▶ WHAT IS NEEDED
Keep the pictures out, please, and set down every record exactly.

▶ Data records

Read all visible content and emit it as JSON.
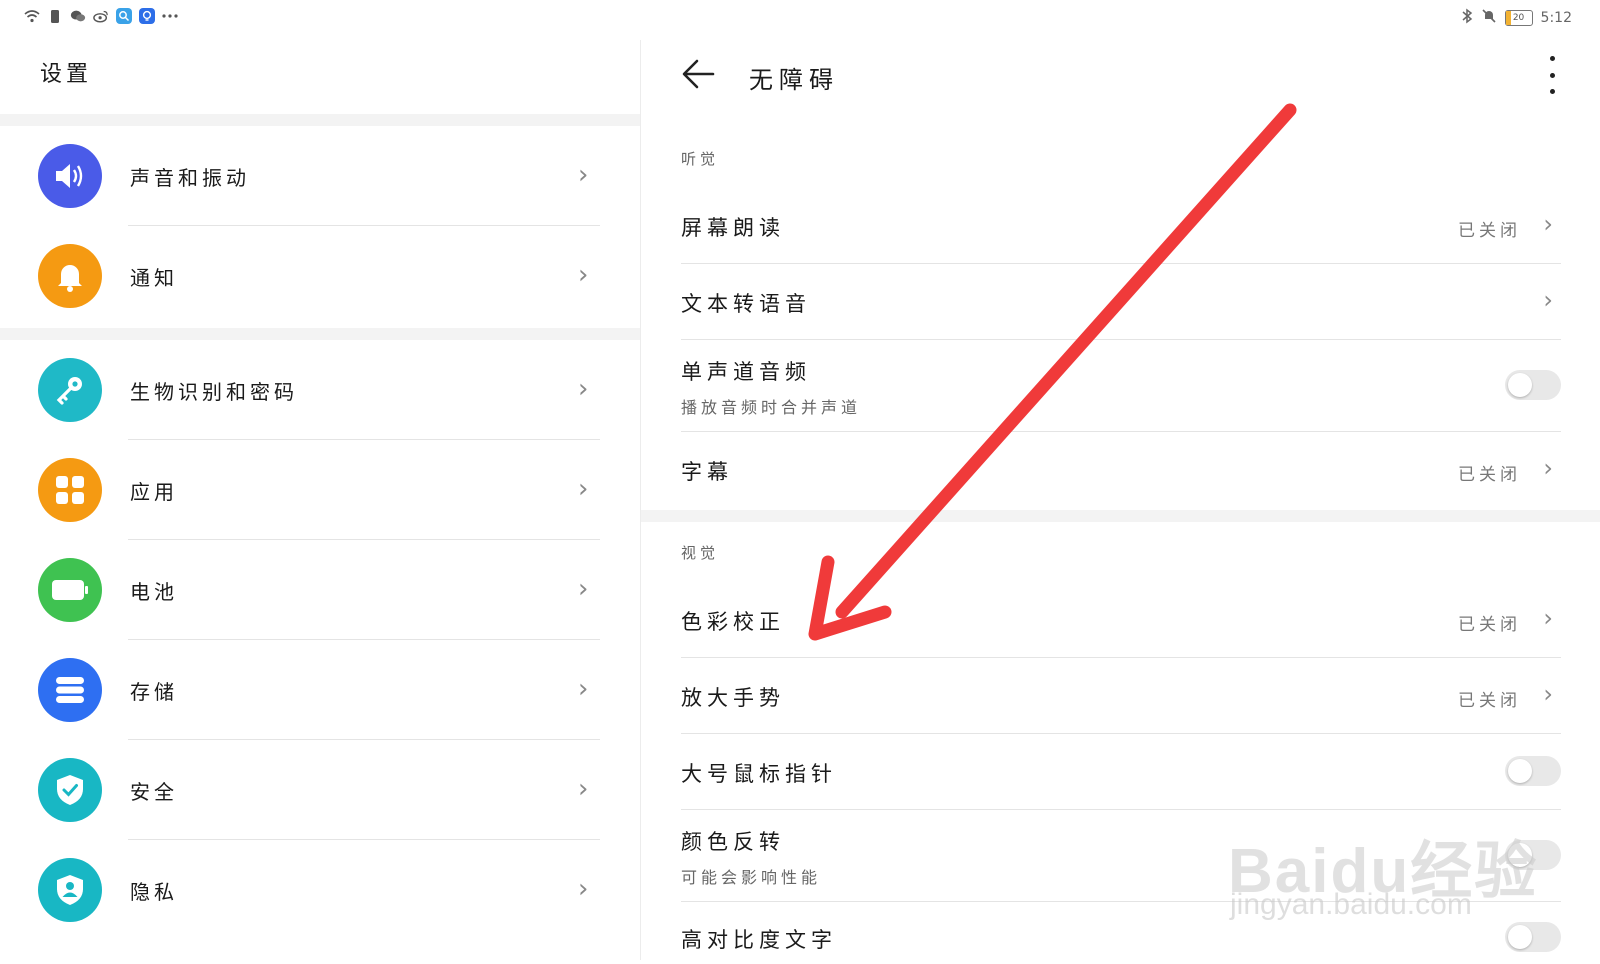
{
  "status_bar": {
    "left_icons": [
      "wifi-icon",
      "sim-icon",
      "wechat-icon",
      "weibo-icon",
      "app-search-icon",
      "app-bulb-icon",
      "more-dots-icon"
    ],
    "battery_level": "20",
    "time": "5:12"
  },
  "left_pane": {
    "title": "设置",
    "items": [
      {
        "label": "声音和振动",
        "icon": "speaker-icon",
        "color": "#4a5be8"
      },
      {
        "label": "通知",
        "icon": "bell-icon",
        "color": "#f59a12"
      },
      {
        "label": "生物识别和密码",
        "icon": "key-icon",
        "color": "#1fb9c7"
      },
      {
        "label": "应用",
        "icon": "apps-grid-icon",
        "color": "#f59a12"
      },
      {
        "label": "电池",
        "icon": "battery-icon",
        "color": "#3fc251"
      },
      {
        "label": "存储",
        "icon": "storage-icon",
        "color": "#2e6ff2"
      },
      {
        "label": "安全",
        "icon": "shield-icon",
        "color": "#18b7c4"
      },
      {
        "label": "隐私",
        "icon": "privacy-icon",
        "color": "#18b7c4"
      }
    ]
  },
  "right_pane": {
    "title": "无障碍",
    "section_hearing": "听觉",
    "section_vision": "视觉",
    "rows": {
      "screen_reader": {
        "title": "屏幕朗读",
        "status": "已关闭"
      },
      "tts": {
        "title": "文本转语音"
      },
      "mono_audio": {
        "title": "单声道音频",
        "subtitle": "播放音频时合并声道",
        "toggle": "off"
      },
      "captions": {
        "title": "字幕",
        "status": "已关闭"
      },
      "color_correction": {
        "title": "色彩校正",
        "status": "已关闭"
      },
      "magnify_gesture": {
        "title": "放大手势",
        "status": "已关闭"
      },
      "large_pointer": {
        "title": "大号鼠标指针",
        "toggle": "off"
      },
      "color_inversion": {
        "title": "颜色反转",
        "subtitle": "可能会影响性能",
        "toggle": "off"
      },
      "high_contrast": {
        "title": "高对比度文字",
        "toggle": "off"
      }
    }
  },
  "watermark": {
    "line1": "Baidu经验",
    "line2": "jingyan.baidu.com"
  },
  "annotation_color": "#f03a3a"
}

▶ ANSWER FOR THIS EXERCISE
Read all visible content and emit it as JSON.
{
  "status_bar": {
    "left_icons": [
      "wifi-icon",
      "sim-icon",
      "wechat-icon",
      "weibo-icon",
      "app-search-icon",
      "app-bulb-icon",
      "more-dots-icon"
    ],
    "battery_level": "20",
    "time": "5:12"
  },
  "left_pane": {
    "title": "设置",
    "items": [
      {
        "label": "声音和振动",
        "icon": "speaker-icon",
        "color": "#4a5be8"
      },
      {
        "label": "通知",
        "icon": "bell-icon",
        "color": "#f59a12"
      },
      {
        "label": "生物识别和密码",
        "icon": "key-icon",
        "color": "#1fb9c7"
      },
      {
        "label": "应用",
        "icon": "apps-grid-icon",
        "color": "#f59a12"
      },
      {
        "label": "电池",
        "icon": "battery-icon",
        "color": "#3fc251"
      },
      {
        "label": "存储",
        "icon": "storage-icon",
        "color": "#2e6ff2"
      },
      {
        "label": "安全",
        "icon": "shield-icon",
        "color": "#18b7c4"
      },
      {
        "label": "隐私",
        "icon": "privacy-icon",
        "color": "#18b7c4"
      }
    ]
  },
  "right_pane": {
    "title": "无障碍",
    "section_hearing": "听觉",
    "section_vision": "视觉",
    "rows": {
      "screen_reader": {
        "title": "屏幕朗读",
        "status": "已关闭"
      },
      "tts": {
        "title": "文本转语音"
      },
      "mono_audio": {
        "title": "单声道音频",
        "subtitle": "播放音频时合并声道",
        "toggle": "off"
      },
      "captions": {
        "title": "字幕",
        "status": "已关闭"
      },
      "color_correction": {
        "title": "色彩校正",
        "status": "已关闭"
      },
      "magnify_gesture": {
        "title": "放大手势",
        "status": "已关闭"
      },
      "large_pointer": {
        "title": "大号鼠标指针",
        "toggle": "off"
      },
      "color_inversion": {
        "title": "颜色反转",
        "subtitle": "可能会影响性能",
        "toggle": "off"
      },
      "high_contrast": {
        "title": "高对比度文字",
        "toggle": "off"
      }
    }
  },
  "watermark": {
    "line1": "Baidu经验",
    "line2": "jingyan.baidu.com"
  },
  "annotation_color": "#f03a3a"
}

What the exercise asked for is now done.